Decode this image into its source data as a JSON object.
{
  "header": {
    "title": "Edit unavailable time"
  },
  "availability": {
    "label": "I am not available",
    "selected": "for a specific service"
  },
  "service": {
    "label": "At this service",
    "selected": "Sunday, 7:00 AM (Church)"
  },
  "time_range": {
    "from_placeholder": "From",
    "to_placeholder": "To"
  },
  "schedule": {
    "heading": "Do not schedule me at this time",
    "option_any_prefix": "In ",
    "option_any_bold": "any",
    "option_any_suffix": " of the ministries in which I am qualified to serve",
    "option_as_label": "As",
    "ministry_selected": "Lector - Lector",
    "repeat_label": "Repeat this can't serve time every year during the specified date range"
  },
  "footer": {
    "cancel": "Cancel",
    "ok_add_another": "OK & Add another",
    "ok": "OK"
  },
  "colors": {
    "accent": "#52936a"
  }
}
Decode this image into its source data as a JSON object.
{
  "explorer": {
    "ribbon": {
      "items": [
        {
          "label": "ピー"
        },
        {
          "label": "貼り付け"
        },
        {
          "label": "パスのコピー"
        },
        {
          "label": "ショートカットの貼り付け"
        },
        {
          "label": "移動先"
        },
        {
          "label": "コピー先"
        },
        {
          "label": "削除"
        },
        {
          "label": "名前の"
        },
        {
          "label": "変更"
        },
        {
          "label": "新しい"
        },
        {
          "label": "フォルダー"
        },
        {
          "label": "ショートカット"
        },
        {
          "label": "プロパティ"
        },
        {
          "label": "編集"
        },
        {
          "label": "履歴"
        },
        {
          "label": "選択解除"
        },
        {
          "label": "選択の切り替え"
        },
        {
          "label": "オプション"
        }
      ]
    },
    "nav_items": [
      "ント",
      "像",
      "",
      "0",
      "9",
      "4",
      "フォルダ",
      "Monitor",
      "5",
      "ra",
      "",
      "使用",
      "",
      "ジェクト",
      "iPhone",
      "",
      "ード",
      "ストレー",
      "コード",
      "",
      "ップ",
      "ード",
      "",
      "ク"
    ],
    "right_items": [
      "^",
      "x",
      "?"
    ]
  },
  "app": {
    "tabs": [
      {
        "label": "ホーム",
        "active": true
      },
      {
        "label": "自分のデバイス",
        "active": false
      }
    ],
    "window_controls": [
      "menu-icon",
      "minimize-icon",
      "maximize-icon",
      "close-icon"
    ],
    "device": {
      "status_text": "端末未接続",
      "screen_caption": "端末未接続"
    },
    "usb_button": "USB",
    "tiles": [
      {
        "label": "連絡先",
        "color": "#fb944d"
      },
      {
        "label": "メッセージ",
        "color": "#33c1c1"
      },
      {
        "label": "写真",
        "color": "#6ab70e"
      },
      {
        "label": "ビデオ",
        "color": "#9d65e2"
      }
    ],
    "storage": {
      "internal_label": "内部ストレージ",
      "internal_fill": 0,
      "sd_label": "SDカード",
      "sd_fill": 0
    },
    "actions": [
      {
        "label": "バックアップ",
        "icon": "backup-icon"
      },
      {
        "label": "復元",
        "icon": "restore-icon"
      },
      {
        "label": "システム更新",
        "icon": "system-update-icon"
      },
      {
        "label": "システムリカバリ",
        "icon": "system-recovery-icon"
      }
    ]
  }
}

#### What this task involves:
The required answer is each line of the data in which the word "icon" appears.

#### Reply:
      "menu-icon",
      "minimize-icon",
      "maximize-icon",
      "close-icon"
        "icon": "backup-icon"
        "icon": "restore-icon"
        "icon": "system-update-icon"
        "icon": "system-recovery-icon"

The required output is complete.